» **Exercise aim**: Repeat the entries in full. Each line must match exactly.

:: Records for processing ::

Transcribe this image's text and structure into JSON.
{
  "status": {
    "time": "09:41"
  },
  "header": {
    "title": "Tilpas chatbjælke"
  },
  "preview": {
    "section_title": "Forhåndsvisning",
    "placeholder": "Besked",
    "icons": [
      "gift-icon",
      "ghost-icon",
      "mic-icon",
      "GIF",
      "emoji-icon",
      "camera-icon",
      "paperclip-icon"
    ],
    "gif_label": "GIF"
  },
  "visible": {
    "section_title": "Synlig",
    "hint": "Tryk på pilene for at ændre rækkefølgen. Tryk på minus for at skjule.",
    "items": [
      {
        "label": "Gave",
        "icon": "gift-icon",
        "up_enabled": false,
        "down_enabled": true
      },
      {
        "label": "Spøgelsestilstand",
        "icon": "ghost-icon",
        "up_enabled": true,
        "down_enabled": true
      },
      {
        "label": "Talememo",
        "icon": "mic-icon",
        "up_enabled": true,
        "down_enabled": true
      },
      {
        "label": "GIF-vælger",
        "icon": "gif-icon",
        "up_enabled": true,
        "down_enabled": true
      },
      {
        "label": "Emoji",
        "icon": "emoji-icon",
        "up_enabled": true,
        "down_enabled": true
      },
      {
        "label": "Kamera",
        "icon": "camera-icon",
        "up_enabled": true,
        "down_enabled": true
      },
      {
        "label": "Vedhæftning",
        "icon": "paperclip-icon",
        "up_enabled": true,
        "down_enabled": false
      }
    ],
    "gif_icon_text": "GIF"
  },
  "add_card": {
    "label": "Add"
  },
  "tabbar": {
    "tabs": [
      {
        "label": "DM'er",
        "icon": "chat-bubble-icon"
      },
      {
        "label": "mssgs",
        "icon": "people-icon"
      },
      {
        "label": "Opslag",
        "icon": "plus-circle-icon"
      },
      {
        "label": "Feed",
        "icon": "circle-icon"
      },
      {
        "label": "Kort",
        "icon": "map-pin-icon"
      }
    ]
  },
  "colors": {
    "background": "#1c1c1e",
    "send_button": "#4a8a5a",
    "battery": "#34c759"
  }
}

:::

» **Task response**:
Transcribe this image's text and structure into JSON.
{
  "status": {
    "time": "09:41"
  },
  "header": {
    "title": "Tilpas chatbjælke"
  },
  "preview": {
    "section_title": "Forhåndsvisning",
    "placeholder": "Besked",
    "icons": [
      "gift-icon",
      "ghost-icon",
      "mic-icon",
      "GIF",
      "emoji-icon",
      "camera-icon",
      "paperclip-icon"
    ],
    "gif_label": "GIF"
  },
  "visible": {
    "section_title": "Synlig",
    "hint": "Tryk på pilene for at ændre rækkefølgen. Tryk på minus for at skjule.",
    "items": [
      {
        "label": "Gave",
        "icon": "gift-icon",
        "up_enabled": false,
        "down_enabled": true
      },
      {
        "label": "Spøgelsestilstand",
        "icon": "ghost-icon",
        "up_enabled": true,
        "down_enabled": true
      },
      {
        "label": "Talememo",
        "icon": "mic-icon",
        "up_enabled": true,
        "down_enabled": true
      },
      {
        "label": "GIF-vælger",
        "icon": "gif-icon",
        "up_enabled": true,
        "down_enabled": true
      },
      {
        "label": "Emoji",
        "icon": "emoji-icon",
        "up_enabled": true,
        "down_enabled": true
      },
      {
        "label": "Kamera",
        "icon": "camera-icon",
        "up_enabled": true,
        "down_enabled": true
      },
      {
        "label": "Vedhæftning",
        "icon": "paperclip-icon",
        "up_enabled": true,
        "down_enabled": false
      }
    ],
    "gif_icon_text": "GIF"
  },
  "add_card": {
    "label": "Add"
  },
  "tabbar": {
    "tabs": [
      {
        "label": "DM'er",
        "icon": "chat-bubble-icon"
      },
      {
        "label": "mssgs",
        "icon": "people-icon"
      },
      {
        "label": "Opslag",
        "icon": "plus-circle-icon"
      },
      {
        "label": "Feed",
        "icon": "circle-icon"
      },
      {
        "label": "Kort",
        "icon": "map-pin-icon"
      }
    ]
  },
  "colors": {
    "background": "#1c1c1e",
    "send_button": "#4a8a5a",
    "battery": "#34c759"
  }
}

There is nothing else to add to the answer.